Science Fair Project Encyclopedia
In finance, discounting is the process of finding the current value of an amount of cash at some future date, and along with compounding cash form the basis of time value of money calculations. The discounted value of a cash flow is determined by reducing its value by the appropriate discount rate for each unit of time between the time when the cashflow is to be valued to the time of the cash flow. Most often the discount rate is expressed as an annual rate.
To calculate the net present value of a single cash flow, it is divided by one plus the interest rate for each period of time that will pass.

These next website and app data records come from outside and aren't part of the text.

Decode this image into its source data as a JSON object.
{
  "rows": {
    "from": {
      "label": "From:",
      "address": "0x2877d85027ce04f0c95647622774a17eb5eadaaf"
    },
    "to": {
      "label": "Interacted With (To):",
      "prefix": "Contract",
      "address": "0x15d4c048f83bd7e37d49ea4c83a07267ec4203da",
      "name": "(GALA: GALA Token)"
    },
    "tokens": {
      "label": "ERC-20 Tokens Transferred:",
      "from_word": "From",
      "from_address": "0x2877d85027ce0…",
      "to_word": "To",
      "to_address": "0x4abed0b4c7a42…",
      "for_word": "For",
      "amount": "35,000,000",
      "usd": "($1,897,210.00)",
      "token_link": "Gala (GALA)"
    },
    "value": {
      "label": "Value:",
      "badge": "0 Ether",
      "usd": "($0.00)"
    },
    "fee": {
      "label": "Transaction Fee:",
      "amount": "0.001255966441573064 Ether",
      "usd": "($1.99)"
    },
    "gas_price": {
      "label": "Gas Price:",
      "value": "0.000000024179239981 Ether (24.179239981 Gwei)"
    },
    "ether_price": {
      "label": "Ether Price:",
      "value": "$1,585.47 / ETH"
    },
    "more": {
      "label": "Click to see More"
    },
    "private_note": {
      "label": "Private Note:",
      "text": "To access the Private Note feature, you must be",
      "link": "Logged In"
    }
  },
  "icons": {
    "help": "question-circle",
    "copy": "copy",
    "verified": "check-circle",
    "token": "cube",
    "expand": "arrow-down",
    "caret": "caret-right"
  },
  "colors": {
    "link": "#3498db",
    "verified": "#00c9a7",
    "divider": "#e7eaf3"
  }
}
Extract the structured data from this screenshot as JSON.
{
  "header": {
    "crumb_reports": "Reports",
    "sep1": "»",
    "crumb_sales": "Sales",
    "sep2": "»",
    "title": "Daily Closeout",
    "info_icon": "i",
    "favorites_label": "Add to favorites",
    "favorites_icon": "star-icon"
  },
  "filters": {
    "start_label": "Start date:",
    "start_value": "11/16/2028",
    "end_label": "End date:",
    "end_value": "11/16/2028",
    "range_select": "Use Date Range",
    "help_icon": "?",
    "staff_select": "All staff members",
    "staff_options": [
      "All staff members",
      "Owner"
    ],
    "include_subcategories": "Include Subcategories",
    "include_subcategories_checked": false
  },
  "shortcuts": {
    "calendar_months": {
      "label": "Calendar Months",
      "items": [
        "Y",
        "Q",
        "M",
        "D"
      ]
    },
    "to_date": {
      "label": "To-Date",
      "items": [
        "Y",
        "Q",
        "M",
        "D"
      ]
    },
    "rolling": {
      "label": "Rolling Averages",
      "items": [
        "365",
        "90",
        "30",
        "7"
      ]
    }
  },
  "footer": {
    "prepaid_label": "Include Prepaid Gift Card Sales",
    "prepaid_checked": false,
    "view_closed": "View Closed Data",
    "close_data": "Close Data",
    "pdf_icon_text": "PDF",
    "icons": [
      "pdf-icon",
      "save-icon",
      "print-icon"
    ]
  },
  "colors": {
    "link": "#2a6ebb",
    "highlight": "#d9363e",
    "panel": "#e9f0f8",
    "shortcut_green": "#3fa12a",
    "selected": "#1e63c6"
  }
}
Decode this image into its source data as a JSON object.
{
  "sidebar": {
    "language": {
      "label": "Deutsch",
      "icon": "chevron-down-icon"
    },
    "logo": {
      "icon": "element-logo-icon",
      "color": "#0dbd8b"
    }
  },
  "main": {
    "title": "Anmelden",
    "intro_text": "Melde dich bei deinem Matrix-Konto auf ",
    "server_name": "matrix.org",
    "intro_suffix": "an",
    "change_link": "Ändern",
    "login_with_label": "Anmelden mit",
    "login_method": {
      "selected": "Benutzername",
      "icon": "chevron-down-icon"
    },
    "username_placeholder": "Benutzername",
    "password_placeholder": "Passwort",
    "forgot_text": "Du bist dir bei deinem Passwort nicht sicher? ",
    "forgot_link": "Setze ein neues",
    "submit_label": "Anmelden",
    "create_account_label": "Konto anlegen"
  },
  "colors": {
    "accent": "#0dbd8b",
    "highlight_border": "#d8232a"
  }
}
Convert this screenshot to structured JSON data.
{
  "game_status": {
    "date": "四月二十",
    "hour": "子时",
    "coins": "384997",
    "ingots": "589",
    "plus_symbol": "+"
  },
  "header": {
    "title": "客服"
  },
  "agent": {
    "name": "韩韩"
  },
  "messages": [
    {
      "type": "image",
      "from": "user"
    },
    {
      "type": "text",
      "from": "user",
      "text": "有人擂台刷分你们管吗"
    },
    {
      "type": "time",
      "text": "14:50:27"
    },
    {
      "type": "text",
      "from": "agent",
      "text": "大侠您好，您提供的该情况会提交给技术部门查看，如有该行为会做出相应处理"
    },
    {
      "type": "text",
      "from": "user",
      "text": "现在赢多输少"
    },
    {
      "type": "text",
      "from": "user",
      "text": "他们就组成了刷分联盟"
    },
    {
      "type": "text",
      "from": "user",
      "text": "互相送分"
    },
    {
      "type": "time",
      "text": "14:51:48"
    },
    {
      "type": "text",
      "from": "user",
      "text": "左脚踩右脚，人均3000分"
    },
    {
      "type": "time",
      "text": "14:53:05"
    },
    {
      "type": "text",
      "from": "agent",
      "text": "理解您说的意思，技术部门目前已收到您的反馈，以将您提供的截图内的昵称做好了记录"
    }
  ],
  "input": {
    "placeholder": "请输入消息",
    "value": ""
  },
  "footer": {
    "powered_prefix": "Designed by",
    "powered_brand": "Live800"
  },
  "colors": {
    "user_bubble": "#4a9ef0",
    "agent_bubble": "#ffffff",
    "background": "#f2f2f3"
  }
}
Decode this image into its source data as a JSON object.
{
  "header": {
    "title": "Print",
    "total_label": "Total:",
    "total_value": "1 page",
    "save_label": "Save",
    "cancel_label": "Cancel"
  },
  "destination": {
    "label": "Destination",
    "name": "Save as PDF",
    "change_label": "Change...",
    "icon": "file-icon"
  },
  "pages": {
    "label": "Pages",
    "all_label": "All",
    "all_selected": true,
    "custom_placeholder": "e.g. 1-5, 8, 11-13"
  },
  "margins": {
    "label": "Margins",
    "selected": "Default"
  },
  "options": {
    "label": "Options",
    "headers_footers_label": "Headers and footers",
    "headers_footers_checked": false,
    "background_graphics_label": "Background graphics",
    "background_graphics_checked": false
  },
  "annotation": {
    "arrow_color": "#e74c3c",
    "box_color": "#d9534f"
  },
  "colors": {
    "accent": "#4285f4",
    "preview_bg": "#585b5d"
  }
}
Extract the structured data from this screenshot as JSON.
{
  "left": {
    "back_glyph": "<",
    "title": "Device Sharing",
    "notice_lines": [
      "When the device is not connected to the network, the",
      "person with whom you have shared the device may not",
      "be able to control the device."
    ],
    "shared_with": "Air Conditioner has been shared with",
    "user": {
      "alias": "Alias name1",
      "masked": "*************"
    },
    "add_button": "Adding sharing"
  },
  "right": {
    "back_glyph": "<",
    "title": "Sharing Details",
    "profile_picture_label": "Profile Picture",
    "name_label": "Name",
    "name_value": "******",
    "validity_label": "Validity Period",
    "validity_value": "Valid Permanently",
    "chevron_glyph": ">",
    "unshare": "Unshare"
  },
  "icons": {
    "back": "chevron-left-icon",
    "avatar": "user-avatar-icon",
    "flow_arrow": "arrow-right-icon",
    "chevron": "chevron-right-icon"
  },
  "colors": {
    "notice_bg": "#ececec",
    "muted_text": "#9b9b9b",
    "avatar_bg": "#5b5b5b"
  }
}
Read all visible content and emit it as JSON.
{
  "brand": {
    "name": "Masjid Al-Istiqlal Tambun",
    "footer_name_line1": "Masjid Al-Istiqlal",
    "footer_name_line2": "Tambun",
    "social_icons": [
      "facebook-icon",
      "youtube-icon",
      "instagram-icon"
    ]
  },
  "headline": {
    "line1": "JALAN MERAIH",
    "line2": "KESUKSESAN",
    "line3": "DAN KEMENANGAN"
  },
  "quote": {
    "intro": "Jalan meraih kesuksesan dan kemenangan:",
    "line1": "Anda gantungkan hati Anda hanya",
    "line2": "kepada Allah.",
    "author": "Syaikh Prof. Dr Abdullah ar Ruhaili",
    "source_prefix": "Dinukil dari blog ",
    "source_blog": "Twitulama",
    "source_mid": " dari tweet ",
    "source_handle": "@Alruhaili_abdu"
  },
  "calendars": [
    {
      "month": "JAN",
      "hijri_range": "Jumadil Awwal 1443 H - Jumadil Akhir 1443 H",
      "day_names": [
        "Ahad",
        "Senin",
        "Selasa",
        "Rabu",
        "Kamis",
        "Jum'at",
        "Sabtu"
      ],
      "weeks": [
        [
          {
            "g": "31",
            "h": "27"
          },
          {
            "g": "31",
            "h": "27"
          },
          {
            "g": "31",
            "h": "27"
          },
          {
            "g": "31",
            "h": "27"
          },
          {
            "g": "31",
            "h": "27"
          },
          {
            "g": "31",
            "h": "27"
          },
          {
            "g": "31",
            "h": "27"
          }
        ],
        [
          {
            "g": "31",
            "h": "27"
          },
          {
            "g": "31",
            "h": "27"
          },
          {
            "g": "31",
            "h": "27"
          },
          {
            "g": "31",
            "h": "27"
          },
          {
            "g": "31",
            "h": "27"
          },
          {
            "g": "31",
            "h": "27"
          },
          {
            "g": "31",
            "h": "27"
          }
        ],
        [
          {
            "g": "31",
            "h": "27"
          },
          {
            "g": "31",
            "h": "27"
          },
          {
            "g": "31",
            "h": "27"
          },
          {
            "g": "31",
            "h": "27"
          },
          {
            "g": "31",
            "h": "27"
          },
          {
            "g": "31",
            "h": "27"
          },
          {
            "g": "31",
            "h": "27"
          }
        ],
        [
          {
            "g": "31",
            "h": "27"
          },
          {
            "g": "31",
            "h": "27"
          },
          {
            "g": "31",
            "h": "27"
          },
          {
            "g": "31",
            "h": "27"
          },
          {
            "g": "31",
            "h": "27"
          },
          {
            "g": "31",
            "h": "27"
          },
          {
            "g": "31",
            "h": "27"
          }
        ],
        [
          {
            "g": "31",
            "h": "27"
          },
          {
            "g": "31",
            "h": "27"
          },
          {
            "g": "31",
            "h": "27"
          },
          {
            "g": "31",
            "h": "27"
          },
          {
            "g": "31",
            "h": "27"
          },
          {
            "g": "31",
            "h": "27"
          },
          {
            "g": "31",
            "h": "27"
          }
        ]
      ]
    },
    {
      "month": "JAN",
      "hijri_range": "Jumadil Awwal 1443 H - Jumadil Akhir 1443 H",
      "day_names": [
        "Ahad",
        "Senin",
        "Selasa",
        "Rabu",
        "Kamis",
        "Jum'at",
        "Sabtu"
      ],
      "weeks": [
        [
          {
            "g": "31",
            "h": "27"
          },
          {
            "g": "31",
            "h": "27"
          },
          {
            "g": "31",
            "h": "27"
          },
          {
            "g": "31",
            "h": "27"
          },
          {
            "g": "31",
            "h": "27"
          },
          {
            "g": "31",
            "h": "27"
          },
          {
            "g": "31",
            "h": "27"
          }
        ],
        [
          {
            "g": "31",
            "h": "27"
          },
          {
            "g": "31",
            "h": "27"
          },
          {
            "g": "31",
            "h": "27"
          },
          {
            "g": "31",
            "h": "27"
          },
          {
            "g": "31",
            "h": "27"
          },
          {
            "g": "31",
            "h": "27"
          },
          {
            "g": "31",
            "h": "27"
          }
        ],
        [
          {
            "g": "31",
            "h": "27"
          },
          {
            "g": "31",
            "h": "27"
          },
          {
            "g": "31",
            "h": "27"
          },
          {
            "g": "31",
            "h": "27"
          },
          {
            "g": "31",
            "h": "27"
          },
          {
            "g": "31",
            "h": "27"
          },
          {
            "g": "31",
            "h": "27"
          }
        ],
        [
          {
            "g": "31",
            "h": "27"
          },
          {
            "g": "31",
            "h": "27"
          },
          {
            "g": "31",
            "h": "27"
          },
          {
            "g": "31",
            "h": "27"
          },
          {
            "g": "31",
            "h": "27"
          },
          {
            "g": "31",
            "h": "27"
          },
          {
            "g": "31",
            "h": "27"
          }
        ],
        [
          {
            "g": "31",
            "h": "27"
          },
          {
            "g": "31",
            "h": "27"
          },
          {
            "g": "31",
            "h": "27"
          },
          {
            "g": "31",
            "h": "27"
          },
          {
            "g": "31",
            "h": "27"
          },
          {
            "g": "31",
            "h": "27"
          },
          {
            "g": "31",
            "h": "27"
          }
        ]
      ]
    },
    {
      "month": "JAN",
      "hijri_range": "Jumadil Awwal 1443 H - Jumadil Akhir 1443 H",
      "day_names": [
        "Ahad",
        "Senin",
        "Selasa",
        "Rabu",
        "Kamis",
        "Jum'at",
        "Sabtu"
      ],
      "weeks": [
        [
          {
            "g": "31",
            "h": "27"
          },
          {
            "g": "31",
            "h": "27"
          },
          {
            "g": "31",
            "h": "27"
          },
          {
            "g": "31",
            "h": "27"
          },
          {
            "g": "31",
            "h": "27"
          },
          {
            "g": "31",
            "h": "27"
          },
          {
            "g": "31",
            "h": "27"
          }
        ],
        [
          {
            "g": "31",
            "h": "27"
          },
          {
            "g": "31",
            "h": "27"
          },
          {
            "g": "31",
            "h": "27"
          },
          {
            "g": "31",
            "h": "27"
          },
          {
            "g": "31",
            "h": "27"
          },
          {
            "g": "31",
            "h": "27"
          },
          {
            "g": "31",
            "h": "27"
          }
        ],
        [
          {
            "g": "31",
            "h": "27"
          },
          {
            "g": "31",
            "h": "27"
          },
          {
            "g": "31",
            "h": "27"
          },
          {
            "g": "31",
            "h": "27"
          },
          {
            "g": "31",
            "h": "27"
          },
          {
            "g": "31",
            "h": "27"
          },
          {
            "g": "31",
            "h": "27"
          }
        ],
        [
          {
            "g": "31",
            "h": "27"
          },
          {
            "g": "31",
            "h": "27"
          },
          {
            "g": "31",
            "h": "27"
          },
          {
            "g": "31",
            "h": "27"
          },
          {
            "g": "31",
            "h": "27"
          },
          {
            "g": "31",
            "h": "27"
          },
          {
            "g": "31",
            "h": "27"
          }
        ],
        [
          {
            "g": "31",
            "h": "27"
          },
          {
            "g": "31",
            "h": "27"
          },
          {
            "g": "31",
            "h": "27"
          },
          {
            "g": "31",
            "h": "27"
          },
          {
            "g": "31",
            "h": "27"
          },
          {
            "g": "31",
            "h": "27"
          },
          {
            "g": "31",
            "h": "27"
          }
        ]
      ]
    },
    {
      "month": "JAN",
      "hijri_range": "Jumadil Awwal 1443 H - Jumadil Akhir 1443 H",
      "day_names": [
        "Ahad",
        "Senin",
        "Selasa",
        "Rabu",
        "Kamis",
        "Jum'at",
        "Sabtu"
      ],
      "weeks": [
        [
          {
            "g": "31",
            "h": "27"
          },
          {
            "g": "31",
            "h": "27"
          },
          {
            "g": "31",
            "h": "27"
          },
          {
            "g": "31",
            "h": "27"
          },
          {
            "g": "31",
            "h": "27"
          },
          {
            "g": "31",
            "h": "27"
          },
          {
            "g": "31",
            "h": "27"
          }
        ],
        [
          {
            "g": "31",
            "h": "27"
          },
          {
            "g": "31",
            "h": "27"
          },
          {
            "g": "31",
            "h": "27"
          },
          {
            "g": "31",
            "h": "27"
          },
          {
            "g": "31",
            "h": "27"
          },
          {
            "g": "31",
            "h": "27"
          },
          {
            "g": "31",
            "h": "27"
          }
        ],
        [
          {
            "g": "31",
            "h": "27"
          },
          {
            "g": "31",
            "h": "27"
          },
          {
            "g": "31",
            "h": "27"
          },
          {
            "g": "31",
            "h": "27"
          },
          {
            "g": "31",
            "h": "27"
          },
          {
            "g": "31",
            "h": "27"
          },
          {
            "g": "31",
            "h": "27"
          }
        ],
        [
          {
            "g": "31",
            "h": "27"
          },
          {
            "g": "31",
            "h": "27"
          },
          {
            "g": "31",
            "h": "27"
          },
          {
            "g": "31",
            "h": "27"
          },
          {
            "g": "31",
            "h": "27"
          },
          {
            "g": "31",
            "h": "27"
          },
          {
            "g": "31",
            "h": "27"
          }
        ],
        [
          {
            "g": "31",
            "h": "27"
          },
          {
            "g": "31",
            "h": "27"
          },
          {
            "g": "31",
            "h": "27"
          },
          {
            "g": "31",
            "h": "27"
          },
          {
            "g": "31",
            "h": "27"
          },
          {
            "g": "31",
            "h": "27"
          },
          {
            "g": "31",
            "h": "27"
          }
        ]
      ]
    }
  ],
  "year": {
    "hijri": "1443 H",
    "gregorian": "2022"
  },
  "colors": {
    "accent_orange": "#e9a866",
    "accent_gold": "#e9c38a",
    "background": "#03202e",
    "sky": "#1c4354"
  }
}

This is expressed mathematically as raising the divisor to the power of the number of units of time.
For example: You want to find the net present value of $100 that will be received in five years time. What is it worth now? What amount of money, if you let it grow at the discount rate, would equal $100 in five years?
We will assume a 12% per year discount rate.
NPV = 100 dollars divided by 1 plus 12% (0.12) divided by 1 plus 12% (0.12), etc.
Since 1.125 is about 1.762, the net present value is about $56.74.
The discount rate used in financial calculations is usually chosen to be equal to the cost of capital. Some adjustment may be made to the discount rate to take account of risks associated with uncertain cashflows.
The discount factor', P(T), is the number by which a future cash flow to be received at time T must be multiplied in order to obtain the current present value. Thus for a fixed annually compounded discount rate r we have
For a fixed continuously compounded discout rate r we have
- P(T) = e - rT
- List of marketing topics
- List of management topics
- List of economics topics
- List of accounting topics
- List of finance topics
- List of economists
The contents of this article is licensed from www.wikipedia.org under the GNU Free Documentation License. Click here to see the transparent copy and copyright details